Personally I read it as a callback to the Yoda cameo: This is the future of the Resistance and the Jedi, always staring out at the horizon, like Luke did, until the end. Others saw it as comfort. The Resistance message was penetrating, those who heard it were just too young to come to the aide of the leaders in their hour of need.
But one theory goes a step beyond all of that. With Rian Johnson signed on to create a completely new trilogy from scratch after Episode IX, what if this boy and his compatriots are going to grow up to star in Johnson's next set of films?
Johnson won't talk about that trilogy yet, but he does feel that the ending has a deeper meaning than most are assigning to it. Speaking to Entertainment Weekly, he said the following about the ending:
It’s mostly about Luke. To me, it shows that the act Luke Skywalker did, of deciding to take on this mantle of ‘the legend,’ after he had decided the galaxy was better off with, had farther reaching consequences than saving 20 people in a cave.
It sure felt like it was a callback to Luke, with the staring at the horizon. Though there might not have been twin setting suns as Luke always seemed to be gazing at, the little boy was definitely a dreamer, just like Luke always was.
But the little boy also was a call back to Rey, and her "nobody" status. As we learned in this film, Rey's parents were no one and nothing, traders on Jakku who had fallen so low and into the grips of their addictions so badly, they sold their daughter for a fix. This little boy is also a nobody, a trainer of the animals that the rich bet on, completely unaware of his existence. He's sleeping in the hay of a stable, while the rich, only a few hundred feet away spend money a night on hotel rooms, using their war profiteering gains.

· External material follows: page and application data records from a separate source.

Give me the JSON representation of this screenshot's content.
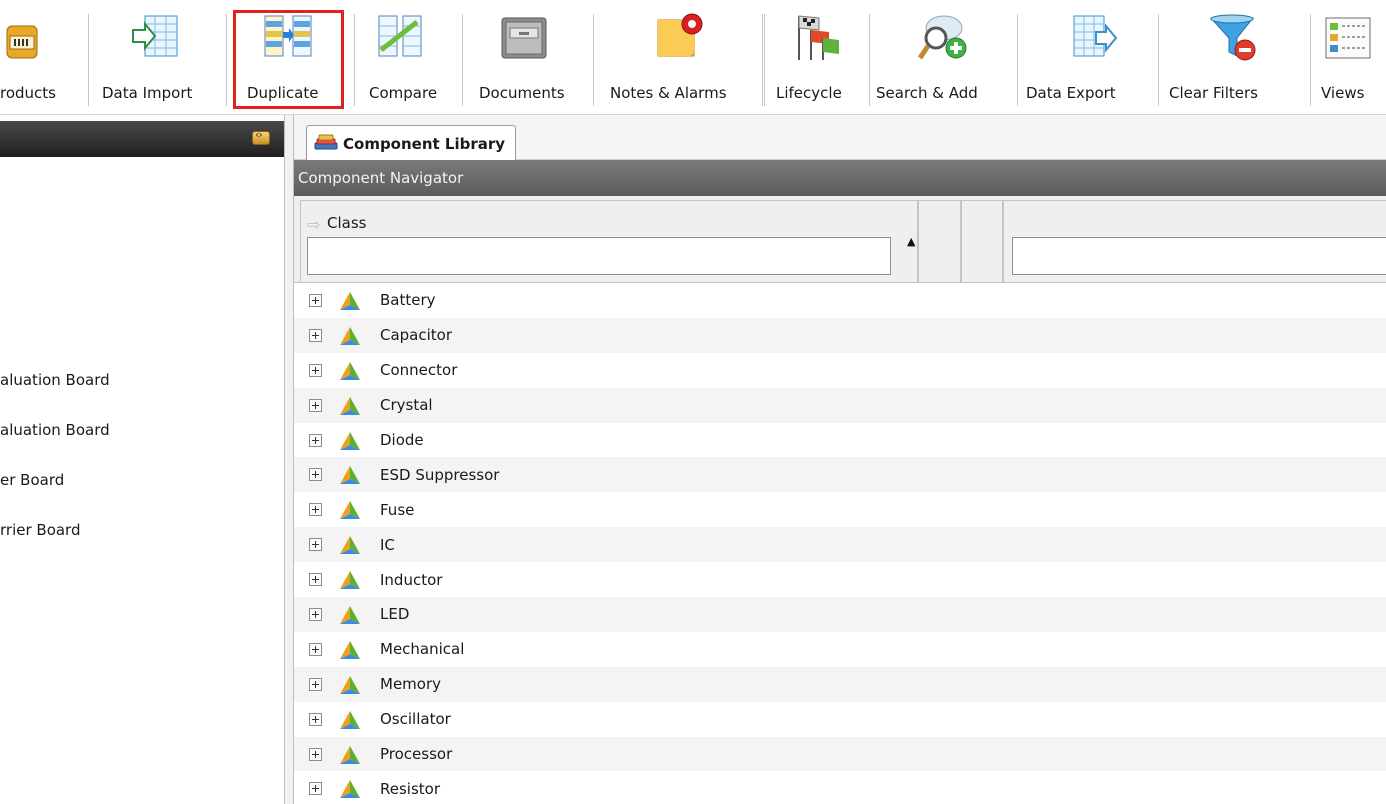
{
  "toolbar": {
    "buttons": [
      {
        "label": "roducts",
        "icon": "products-icon"
      },
      {
        "label": "Data Import",
        "icon": "data-import-icon"
      },
      {
        "label": "Duplicate",
        "icon": "duplicate-icon"
      },
      {
        "label": "Compare",
        "icon": "compare-icon"
      },
      {
        "label": "Documents",
        "icon": "documents-icon"
      },
      {
        "label": "Notes & Alarms",
        "icon": "notes-alarms-icon"
      },
      {
        "label": "Lifecycle",
        "icon": "lifecycle-icon"
      },
      {
        "label": "Search & Add",
        "icon": "search-add-icon"
      },
      {
        "label": "Data Export",
        "icon": "data-export-icon"
      },
      {
        "label": "Clear Filters",
        "icon": "clear-filters-icon"
      },
      {
        "label": "Views",
        "icon": "views-icon"
      }
    ],
    "highlighted": "Duplicate",
    "highlight_color": "#e0221e"
  },
  "left_panel": {
    "items": [
      "aluation Board",
      "aluation Board",
      "er Board",
      "rrier Board"
    ]
  },
  "tab": {
    "label": "Component Library",
    "icon": "component-library-icon"
  },
  "navigator": {
    "title": "Component Navigator",
    "column_class_label": "Class",
    "class_filter_value": "",
    "second_filter_value": ""
  },
  "rows": [
    "Battery",
    "Capacitor",
    "Connector",
    "Crystal",
    "Diode",
    "ESD Suppressor",
    "Fuse",
    "IC",
    "Inductor",
    "LED",
    "Mechanical",
    "Memory",
    "Oscillator",
    "Processor",
    "Resistor"
  ],
  "colors": {
    "header_dark": "#1f1f1f",
    "nav_header": "#6a6a6a",
    "row_alt": "#f4f4f4"
  }
}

One day he'll step up and change the world. And they'll never have noticed him, until it's too late.
But could he also be the subject of the next set of films? One of the most important moves Johnson made with The Last Jedi was making Rey not a Skywalker of any kind. (Though already some fans are hoping it's a fake out, and Abrams will make her a Skywalker/Solo after all.)
But that choice speaks to Johnson being less interested in the Force as something that's a multi-generation family saga, and more of a "balancing of the Universe" that plucks people at random to wield the two sides of the power. Even if this little boy in particular isn't the star of the next trilogy, it's almost guaranteed that wherever Johnson goes with the story, it will star someone like this child, who will be taken from obscurity and raised up next by the Force to stand and fight the powers of evil for another generation.